**TASK GOAL**
In this exercise, return each entry exactly as given.
++++ SUPPLIED DATA
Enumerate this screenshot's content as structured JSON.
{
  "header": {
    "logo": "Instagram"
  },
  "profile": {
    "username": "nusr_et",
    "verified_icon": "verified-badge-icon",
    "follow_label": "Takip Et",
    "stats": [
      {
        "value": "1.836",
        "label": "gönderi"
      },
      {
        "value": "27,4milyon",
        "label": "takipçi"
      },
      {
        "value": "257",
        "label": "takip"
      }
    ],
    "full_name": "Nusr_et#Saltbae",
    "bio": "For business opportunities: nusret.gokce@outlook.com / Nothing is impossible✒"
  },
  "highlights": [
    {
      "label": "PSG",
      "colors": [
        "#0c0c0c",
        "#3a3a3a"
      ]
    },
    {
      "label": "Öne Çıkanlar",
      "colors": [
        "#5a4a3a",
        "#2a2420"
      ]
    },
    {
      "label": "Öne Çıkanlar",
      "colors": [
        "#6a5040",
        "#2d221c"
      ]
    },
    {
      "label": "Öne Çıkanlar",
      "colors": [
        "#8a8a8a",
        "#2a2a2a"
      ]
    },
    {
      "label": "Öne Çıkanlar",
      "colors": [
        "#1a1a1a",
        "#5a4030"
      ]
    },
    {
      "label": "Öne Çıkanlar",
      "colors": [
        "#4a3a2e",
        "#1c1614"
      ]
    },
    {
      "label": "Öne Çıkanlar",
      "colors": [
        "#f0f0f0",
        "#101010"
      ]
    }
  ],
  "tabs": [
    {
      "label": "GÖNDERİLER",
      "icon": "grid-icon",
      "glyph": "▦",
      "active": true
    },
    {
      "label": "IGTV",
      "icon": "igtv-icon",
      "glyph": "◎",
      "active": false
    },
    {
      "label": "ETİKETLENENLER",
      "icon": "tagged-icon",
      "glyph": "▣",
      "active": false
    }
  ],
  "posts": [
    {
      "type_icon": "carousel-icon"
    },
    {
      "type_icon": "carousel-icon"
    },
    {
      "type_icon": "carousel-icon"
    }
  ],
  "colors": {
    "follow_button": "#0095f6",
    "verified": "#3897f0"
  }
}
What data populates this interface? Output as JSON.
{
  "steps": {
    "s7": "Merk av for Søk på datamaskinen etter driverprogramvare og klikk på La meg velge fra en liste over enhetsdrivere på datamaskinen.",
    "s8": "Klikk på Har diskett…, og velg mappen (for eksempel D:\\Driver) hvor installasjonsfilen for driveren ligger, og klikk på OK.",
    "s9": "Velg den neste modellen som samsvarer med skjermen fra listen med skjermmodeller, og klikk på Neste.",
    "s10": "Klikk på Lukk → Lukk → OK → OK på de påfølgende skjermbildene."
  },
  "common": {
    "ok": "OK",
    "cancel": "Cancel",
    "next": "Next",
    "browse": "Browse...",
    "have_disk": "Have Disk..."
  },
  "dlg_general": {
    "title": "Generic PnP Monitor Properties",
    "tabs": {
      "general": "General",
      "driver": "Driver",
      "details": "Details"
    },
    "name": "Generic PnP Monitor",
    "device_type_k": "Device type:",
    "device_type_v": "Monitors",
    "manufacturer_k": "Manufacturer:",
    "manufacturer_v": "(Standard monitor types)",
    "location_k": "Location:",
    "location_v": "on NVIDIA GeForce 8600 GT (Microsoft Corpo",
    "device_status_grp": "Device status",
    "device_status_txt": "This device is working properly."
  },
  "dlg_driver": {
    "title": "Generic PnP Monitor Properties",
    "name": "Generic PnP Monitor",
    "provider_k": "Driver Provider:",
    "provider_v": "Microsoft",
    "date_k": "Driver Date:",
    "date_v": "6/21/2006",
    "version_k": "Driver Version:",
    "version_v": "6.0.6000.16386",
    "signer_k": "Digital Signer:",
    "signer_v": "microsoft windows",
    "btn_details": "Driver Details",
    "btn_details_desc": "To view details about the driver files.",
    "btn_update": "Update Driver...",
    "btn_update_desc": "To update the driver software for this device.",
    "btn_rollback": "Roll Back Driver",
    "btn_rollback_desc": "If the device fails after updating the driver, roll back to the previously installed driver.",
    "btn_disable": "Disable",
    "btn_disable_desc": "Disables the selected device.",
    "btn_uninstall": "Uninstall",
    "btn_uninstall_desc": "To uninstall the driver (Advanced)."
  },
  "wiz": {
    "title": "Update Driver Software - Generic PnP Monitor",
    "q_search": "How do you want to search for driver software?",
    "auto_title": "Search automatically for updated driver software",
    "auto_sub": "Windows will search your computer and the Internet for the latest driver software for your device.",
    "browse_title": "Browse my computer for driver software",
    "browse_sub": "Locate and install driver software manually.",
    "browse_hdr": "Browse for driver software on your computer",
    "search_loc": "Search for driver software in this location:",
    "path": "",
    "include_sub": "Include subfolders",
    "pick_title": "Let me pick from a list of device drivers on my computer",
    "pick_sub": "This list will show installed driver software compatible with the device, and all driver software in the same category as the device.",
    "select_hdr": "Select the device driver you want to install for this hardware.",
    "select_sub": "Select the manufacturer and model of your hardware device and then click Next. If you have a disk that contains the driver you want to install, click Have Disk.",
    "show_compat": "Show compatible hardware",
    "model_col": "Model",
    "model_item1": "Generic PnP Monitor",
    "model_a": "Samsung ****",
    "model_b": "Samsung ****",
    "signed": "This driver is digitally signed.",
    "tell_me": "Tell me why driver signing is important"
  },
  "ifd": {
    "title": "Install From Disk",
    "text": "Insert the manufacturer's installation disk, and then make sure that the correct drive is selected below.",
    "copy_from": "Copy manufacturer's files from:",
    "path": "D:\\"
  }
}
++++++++
**EXERCISE RESPONSE**
Enumerate this screenshot's content as structured JSON.
{
  "header": {
    "logo": "Instagram"
  },
  "profile": {
    "username": "nusr_et",
    "verified_icon": "verified-badge-icon",
    "follow_label": "Takip Et",
    "stats": [
      {
        "value": "1.836",
        "label": "gönderi"
      },
      {
        "value": "27,4milyon",
        "label": "takipçi"
      },
      {
        "value": "257",
        "label": "takip"
      }
    ],
    "full_name": "Nusr_et#Saltbae",
    "bio": "For business opportunities: nusret.gokce@outlook.com / Nothing is impossible✒"
  },
  "highlights": [
    {
      "label": "PSG",
      "colors": [
        "#0c0c0c",
        "#3a3a3a"
      ]
    },
    {
      "label": "Öne Çıkanlar",
      "colors": [
        "#5a4a3a",
        "#2a2420"
      ]
    },
    {
      "label": "Öne Çıkanlar",
      "colors": [
        "#6a5040",
        "#2d221c"
      ]
    },
    {
      "label": "Öne Çıkanlar",
      "colors": [
        "#8a8a8a",
        "#2a2a2a"
      ]
    },
    {
      "label": "Öne Çıkanlar",
      "colors": [
        "#1a1a1a",
        "#5a4030"
      ]
    },
    {
      "label": "Öne Çıkanlar",
      "colors": [
        "#4a3a2e",
        "#1c1614"
      ]
    },
    {
      "label": "Öne Çıkanlar",
      "colors": [
        "#f0f0f0",
        "#101010"
      ]
    }
  ],
  "tabs": [
    {
      "label": "GÖNDERİLER",
      "icon": "grid-icon",
      "glyph": "▦",
      "active": true
    },
    {
      "label": "IGTV",
      "icon": "igtv-icon",
      "glyph": "◎",
      "active": false
    },
    {
      "label": "ETİKETLENENLER",
      "icon": "tagged-icon",
      "glyph": "▣",
      "active": false
    }
  ],
  "posts": [
    {
      "type_icon": "carousel-icon"
    },
    {
      "type_icon": "carousel-icon"
    },
    {
      "type_icon": "carousel-icon"
    }
  ],
  "colors": {
    "follow_button": "#0095f6",
    "verified": "#3897f0"
  }
}
What data populates this interface? Output as JSON.
{
  "steps": {
    "s7": "Merk av for Søk på datamaskinen etter driverprogramvare og klikk på La meg velge fra en liste over enhetsdrivere på datamaskinen.",
    "s8": "Klikk på Har diskett…, og velg mappen (for eksempel D:\\Driver) hvor installasjonsfilen for driveren ligger, og klikk på OK.",
    "s9": "Velg den neste modellen som samsvarer med skjermen fra listen med skjermmodeller, og klikk på Neste.",
    "s10": "Klikk på Lukk → Lukk → OK → OK på de påfølgende skjermbildene."
  },
  "common": {
    "ok": "OK",
    "cancel": "Cancel",
    "next": "Next",
    "browse": "Browse...",
    "have_disk": "Have Disk..."
  },
  "dlg_general": {
    "title": "Generic PnP Monitor Properties",
    "tabs": {
      "general": "General",
      "driver": "Driver",
      "details": "Details"
    },
    "name": "Generic PnP Monitor",
    "device_type_k": "Device type:",
    "device_type_v": "Monitors",
    "manufacturer_k": "Manufacturer:",
    "manufacturer_v": "(Standard monitor types)",
    "location_k": "Location:",
    "location_v": "on NVIDIA GeForce 8600 GT (Microsoft Corpo",
    "device_status_grp": "Device status",
    "device_status_txt": "This device is working properly."
  },
  "dlg_driver": {
    "title": "Generic PnP Monitor Properties",
    "name": "Generic PnP Monitor",
    "provider_k": "Driver Provider:",
    "provider_v": "Microsoft",
    "date_k": "Driver Date:",
    "date_v": "6/21/2006",
    "version_k": "Driver Version:",
    "version_v": "6.0.6000.16386",
    "signer_k": "Digital Signer:",
    "signer_v": "microsoft windows",
    "btn_details": "Driver Details",
    "btn_details_desc": "To view details about the driver files.",
    "btn_update": "Update Driver...",
    "btn_update_desc": "To update the driver software for this device.",
    "btn_rollback": "Roll Back Driver",
    "btn_rollback_desc": "If the device fails after updating the driver, roll back to the previously installed driver.",
    "btn_disable": "Disable",
    "btn_disable_desc": "Disables the selected device.",
    "btn_uninstall": "Uninstall",
    "btn_uninstall_desc": "To uninstall the driver (Advanced)."
  },
  "wiz": {
    "title": "Update Driver Software - Generic PnP Monitor",
    "q_search": "How do you want to search for driver software?",
    "auto_title": "Search automatically for updated driver software",
    "auto_sub": "Windows will search your computer and the Internet for the latest driver software for your device.",
    "browse_title": "Browse my computer for driver software",
    "browse_sub": "Locate and install driver software manually.",
    "browse_hdr": "Browse for driver software on your computer",
    "search_loc": "Search for driver software in this location:",
    "path": "",
    "include_sub": "Include subfolders",
    "pick_title": "Let me pick from a list of device drivers on my computer",
    "pick_sub": "This list will show installed driver software compatible with the device, and all driver software in the same category as the device.",
    "select_hdr": "Select the device driver you want to install for this hardware.",
    "select_sub": "Select the manufacturer and model of your hardware device and then click Next. If you have a disk that contains the driver you want to install, click Have Disk.",
    "show_compat": "Show compatible hardware",
    "model_col": "Model",
    "model_item1": "Generic PnP Monitor",
    "model_a": "Samsung ****",
    "model_b": "Samsung ****",
    "signed": "This driver is digitally signed.",
    "tell_me": "Tell me why driver signing is important"
  },
  "ifd": {
    "title": "Install From Disk",
    "text": "Insert the manufacturer's installation disk, and then make sure that the correct drive is selected below.",
    "copy_from": "Copy manufacturer's files from:",
    "path": "D:\\"
  }
}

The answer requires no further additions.